We examine how trade integration affects the incentives and policy choices of local governments, using the construction of China’s national expressway as a natural experiment. We find that governments of peripheral counties connected to expressway “gave up” by adopting less business-friendly policies. Affected local governments changed both the level and the composition of public spending, and became less involved in inter-jurisdictional spending competition. Private firms in connected peripheral counties received fewer subsidies and faced higher effective tax rates, while state-owned firms were less likely to be privatized. These policy changes contribute significantly to the observed output decline in these regions.
WP 20/08 Jing Xing and Eddy H.F.Tam, Fell by the Wayside: Trade integration and policy choices of local governments
Research Highlight 2020
Trade integration and changes in local business environment
Trade integration between countries may lead governments to adopt different tax policy for businesses when there is competition for international capital.
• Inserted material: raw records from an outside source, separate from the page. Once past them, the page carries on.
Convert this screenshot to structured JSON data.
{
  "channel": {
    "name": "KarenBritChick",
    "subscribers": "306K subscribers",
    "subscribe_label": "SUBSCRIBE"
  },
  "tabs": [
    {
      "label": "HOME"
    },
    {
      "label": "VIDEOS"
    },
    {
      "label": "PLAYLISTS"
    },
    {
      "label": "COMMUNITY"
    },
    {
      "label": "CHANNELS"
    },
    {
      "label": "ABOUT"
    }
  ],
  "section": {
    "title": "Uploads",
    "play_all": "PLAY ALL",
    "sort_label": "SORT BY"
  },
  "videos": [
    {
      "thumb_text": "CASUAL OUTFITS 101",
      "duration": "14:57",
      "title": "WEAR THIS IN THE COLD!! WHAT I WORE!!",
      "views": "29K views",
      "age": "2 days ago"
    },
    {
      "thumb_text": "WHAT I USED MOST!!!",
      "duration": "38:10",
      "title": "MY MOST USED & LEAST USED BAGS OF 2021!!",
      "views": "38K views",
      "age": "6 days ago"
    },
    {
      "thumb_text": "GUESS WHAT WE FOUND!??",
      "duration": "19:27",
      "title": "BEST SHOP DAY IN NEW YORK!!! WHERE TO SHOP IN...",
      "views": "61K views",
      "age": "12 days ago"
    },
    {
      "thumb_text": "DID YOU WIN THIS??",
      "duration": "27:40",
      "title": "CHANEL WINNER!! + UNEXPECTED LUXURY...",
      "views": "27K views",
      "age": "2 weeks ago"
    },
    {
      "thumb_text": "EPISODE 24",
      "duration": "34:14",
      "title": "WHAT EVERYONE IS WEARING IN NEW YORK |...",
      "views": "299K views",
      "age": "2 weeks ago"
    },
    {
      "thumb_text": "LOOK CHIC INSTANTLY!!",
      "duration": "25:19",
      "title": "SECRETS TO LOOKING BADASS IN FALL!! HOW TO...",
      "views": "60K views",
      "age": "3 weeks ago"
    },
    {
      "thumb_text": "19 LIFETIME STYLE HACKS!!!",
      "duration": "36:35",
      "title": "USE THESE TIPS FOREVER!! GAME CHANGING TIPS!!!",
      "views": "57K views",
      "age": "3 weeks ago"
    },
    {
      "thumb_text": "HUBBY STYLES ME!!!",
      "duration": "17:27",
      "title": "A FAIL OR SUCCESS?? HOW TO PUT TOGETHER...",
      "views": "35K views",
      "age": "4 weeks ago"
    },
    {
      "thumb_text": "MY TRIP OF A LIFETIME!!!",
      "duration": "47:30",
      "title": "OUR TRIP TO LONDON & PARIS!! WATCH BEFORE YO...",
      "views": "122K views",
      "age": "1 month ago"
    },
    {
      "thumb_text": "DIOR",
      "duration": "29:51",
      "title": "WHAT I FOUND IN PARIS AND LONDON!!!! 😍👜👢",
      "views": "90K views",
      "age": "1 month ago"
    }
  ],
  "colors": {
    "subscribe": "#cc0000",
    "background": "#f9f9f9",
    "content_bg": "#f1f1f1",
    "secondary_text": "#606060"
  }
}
This research examines if trade integration within a country would similarly induce changes in the local business environment and policies, by considering intercity transport infrastructure that lowered trade cost between different regions of a country.
As connectedness between different regions increases, metropolitan areas become more economically advantageous because of agglomeration forces. By contrast, less economically vibrant areas lose out and may engage less in pro-business policies to compete for firms and businesses. This research empirically examines how the rollout of country-wide expressways in China between 1996 and 2010 may have affected the local business environment and policy choices, including effective tax rates and subsidies experienced by firms in different local regions. It finds that when the peripheral counties are connected to the national transportation network, firms experienced higher effective tax rates and received less automatic subsidies, which the local government could instead make available to businesses via discretionary measures. Business-related public spending and the degree of competition in the peripheral counties also reduced.
The research therefore suggests that trade integration by intercity transportation infrastructure could affect the provision of pro-business policies by local governments. It finds that when trade integration happens within a country, the business environment could become less favourable for firms in economically less vibrant areas as local governments change their set of policies for business.